Data to process »

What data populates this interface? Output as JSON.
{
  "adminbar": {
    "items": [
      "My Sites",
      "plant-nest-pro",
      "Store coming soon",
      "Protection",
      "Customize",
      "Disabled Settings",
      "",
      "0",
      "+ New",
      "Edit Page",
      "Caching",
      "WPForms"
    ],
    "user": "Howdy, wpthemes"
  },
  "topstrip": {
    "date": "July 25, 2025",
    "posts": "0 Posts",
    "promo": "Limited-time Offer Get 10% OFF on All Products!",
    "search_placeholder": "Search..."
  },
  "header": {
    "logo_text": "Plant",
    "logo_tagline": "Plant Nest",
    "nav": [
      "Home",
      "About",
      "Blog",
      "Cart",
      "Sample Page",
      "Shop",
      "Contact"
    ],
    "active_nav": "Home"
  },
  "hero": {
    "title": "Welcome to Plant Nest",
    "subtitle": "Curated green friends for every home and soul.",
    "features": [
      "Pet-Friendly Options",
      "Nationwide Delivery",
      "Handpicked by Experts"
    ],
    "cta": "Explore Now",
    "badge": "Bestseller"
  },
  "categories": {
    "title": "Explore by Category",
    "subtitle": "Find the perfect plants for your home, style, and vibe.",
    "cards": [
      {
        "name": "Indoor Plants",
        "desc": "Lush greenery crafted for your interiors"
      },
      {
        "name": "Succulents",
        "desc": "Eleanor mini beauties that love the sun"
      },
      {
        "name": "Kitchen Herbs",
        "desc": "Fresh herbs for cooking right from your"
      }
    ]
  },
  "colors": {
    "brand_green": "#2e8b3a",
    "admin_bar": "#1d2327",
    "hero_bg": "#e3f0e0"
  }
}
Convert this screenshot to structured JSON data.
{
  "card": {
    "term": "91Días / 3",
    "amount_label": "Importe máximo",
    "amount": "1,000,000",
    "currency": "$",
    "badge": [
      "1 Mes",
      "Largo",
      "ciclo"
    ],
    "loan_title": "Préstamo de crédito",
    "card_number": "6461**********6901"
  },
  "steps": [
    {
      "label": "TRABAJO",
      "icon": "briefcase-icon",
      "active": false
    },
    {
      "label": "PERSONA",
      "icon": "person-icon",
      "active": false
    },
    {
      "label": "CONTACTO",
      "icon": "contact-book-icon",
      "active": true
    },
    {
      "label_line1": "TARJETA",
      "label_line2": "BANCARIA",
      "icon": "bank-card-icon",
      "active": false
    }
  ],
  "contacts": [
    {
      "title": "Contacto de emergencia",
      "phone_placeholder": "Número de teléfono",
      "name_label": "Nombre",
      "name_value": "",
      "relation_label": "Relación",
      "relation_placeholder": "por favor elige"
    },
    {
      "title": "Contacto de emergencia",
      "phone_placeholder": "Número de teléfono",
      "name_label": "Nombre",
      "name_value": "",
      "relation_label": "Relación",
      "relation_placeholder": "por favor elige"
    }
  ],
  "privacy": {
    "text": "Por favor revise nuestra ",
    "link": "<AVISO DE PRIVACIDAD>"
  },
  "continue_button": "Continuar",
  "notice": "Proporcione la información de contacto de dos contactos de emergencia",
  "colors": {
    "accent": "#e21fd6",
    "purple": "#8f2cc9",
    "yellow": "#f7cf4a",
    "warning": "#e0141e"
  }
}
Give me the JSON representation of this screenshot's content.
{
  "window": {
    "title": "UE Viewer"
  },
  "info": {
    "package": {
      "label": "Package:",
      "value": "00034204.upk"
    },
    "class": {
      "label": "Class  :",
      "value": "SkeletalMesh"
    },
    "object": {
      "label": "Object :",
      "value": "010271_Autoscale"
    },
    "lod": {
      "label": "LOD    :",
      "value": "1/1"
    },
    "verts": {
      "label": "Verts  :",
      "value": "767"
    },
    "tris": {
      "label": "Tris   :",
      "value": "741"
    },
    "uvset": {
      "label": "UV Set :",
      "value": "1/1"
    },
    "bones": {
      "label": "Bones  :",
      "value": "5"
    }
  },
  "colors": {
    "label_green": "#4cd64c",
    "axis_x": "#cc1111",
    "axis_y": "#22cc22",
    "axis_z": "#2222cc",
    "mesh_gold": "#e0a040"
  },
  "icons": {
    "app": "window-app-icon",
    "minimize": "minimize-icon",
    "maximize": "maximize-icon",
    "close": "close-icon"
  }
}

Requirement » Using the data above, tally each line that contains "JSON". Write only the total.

Output below » 3